Stage One of the U.S. – China trade agreement has been signed, the Senate ratified (finally) the USMCA, and the new U.S.-Japan trade agreement was implemented on January 1. There may be disagreement on some issues in the beef industry, but I think there is little disagreement, if any, regarding the positive impact of trade. The beef industry continues to build for the future addressing trade, quality improvement, animal welfare, and sustainable production (I would like to find another word for that).
Having said all of that, I want to switch gears and address an article that appeared recently in the Tri-State Livestock News (The Cattle Journal, Beef & Business, 2020 Edition, page 240.) about the Ligocki Ranch in Sheridan, Wyo., “One Hundred One Years In Wyoming’s Coal Country.” First, it is an excellent article and in light of my many connections, it truly caught my eye.
Born and raised in Sheridan, WY, a significant part of my family history (my mother’s side of the family) worked in Sheridan County coal mines. One of my great-grandfathers was the General Superintendent of Sheridan, WY, Coal Company, the owner of several of the mines operating in the era mentioned in the article.
My other great-grandfather was a mine foreman. I have his and my great-grandmother’s original Certificates of Naturalization dated June 19, 1925. When the mine at Monarch closed, my grandparents and my parents moved to Sheridan, the year I was born. My father’s side of the family were coal miners near Rock Springs, Wyo.
Another connection to the article – the beef industry. I didn’t become a miner. I started working on a ranch in the Powder River Basin when I was in high school (1968) and while my beef industry association now goes beyond the ranch, it was that first ranch job that became the catalyst to a life-long career in the beef industry.
Just as coal mining and the mines near Sheridan have seen significant change, so has the beef industry. TSLN’s article illustrates well the changes that have occurred in two of Wyoming’s and our country’s major industries – mining and agriculture. Across rural America, close-knit ties were established in both mining and agricultural communities.
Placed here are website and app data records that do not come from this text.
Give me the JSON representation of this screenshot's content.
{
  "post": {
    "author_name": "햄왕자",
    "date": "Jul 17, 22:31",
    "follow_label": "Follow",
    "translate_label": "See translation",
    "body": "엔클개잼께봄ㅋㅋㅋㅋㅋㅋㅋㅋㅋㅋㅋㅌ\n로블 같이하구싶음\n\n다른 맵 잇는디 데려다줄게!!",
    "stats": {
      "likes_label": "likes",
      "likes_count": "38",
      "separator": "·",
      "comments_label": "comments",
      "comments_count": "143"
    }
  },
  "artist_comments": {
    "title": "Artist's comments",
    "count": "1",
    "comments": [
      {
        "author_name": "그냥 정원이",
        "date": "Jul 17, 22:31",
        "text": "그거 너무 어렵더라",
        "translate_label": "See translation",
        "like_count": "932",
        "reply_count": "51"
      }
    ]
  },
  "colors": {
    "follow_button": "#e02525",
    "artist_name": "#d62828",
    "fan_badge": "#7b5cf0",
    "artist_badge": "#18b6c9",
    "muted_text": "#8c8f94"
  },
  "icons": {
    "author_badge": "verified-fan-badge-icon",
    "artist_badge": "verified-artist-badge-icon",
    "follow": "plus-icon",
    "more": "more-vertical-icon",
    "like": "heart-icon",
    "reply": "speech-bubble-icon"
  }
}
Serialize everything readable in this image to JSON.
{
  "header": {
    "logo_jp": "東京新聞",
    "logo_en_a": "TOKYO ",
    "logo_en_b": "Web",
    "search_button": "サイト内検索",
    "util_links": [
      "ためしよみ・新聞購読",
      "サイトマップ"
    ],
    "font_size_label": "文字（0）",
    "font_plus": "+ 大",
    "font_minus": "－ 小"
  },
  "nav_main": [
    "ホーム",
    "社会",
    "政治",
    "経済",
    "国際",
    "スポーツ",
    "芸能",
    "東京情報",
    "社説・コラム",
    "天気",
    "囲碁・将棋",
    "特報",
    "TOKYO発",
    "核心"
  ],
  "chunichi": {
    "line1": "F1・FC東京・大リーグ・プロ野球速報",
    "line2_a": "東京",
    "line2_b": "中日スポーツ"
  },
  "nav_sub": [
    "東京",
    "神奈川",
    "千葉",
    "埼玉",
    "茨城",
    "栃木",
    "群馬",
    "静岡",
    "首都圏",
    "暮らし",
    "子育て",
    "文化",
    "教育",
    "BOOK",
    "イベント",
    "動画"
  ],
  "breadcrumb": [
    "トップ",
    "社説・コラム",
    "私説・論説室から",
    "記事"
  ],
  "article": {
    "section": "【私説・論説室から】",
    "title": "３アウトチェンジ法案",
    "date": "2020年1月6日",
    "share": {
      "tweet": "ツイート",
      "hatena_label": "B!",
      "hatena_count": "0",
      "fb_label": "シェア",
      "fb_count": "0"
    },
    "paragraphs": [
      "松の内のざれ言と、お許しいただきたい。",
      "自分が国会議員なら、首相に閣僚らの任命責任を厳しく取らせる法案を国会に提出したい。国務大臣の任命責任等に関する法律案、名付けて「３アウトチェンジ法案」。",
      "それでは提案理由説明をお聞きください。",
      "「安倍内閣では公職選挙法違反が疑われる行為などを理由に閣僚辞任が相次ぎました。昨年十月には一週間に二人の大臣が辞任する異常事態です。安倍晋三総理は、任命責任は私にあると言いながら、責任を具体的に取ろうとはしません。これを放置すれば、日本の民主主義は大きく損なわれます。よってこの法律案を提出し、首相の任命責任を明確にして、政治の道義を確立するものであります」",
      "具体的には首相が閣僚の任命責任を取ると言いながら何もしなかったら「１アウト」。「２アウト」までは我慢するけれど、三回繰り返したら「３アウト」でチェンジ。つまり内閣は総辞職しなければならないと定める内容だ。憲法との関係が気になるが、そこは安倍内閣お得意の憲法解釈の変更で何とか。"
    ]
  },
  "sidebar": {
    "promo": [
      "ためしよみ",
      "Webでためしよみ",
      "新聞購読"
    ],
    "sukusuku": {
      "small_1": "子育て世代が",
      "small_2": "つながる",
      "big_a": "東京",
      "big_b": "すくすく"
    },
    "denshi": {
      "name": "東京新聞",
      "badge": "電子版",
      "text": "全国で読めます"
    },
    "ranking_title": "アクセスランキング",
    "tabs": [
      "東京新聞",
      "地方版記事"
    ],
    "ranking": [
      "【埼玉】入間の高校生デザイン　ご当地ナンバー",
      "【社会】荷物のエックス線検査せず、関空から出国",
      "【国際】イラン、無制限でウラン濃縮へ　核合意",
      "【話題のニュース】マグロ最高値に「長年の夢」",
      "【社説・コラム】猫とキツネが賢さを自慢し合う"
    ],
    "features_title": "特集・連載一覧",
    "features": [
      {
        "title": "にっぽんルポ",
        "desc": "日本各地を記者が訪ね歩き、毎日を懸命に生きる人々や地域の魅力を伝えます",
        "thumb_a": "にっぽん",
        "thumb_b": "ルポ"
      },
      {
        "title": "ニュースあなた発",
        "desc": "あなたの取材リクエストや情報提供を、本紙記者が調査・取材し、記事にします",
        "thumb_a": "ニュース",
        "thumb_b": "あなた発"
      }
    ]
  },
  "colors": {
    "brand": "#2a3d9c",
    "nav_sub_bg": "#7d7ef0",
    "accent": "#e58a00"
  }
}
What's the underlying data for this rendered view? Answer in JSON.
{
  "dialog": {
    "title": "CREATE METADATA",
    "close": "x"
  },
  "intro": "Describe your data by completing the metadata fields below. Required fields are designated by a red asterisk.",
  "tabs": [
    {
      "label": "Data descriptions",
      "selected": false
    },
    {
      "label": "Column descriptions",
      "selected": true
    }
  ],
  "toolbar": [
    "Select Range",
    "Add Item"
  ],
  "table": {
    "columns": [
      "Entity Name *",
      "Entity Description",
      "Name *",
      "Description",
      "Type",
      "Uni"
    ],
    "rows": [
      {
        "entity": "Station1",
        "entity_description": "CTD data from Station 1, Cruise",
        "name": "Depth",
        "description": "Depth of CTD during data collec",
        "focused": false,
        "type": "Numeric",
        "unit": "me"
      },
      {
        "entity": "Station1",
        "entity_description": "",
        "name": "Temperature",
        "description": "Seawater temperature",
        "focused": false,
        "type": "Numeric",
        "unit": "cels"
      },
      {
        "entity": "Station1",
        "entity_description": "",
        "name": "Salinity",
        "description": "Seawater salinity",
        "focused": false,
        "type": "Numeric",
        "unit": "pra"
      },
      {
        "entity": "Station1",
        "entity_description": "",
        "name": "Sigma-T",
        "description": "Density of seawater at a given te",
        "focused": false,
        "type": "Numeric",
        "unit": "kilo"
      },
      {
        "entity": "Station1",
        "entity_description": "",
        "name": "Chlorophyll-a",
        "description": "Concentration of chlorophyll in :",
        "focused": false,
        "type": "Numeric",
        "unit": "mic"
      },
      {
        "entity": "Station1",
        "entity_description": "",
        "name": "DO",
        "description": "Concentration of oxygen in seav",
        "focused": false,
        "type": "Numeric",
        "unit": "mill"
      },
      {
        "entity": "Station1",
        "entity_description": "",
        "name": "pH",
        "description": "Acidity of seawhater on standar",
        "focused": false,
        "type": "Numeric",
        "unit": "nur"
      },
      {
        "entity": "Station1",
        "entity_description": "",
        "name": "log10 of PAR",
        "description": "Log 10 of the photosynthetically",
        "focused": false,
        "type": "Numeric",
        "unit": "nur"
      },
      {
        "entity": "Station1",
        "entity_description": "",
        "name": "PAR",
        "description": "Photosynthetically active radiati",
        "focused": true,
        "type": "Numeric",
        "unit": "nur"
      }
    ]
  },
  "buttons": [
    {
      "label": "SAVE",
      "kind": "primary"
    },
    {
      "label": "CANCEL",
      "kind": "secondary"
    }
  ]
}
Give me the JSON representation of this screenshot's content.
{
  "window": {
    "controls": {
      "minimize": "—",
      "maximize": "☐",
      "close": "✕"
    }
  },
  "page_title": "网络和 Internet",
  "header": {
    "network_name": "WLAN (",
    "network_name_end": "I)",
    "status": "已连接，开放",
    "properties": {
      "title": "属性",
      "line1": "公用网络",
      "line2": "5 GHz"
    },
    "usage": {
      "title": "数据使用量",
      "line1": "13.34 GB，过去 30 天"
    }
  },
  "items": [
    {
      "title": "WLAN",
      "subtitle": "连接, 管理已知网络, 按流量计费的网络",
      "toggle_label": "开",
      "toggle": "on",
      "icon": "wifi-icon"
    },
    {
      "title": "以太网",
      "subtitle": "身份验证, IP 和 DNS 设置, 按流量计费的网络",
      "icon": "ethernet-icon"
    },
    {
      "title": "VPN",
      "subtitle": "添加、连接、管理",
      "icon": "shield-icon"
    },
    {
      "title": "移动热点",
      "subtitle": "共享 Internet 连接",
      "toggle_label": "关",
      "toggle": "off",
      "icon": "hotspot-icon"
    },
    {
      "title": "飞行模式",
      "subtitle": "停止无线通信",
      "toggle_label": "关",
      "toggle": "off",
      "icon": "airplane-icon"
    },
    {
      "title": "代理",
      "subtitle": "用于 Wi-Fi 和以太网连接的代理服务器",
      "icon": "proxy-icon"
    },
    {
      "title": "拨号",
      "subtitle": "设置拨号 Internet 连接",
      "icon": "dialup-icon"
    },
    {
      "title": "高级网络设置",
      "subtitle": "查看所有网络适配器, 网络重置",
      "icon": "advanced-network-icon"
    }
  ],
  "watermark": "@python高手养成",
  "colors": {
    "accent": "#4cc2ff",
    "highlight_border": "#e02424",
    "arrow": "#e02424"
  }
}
While change is inevitable, it is important to maintain those community ties built around agriculture and mining that have been the fabric of rural America. At the same time, as the beef industry continues to evolve in order to meet demand from both U.S. and global customers, it is imperative that cattlemen maintain forward progress.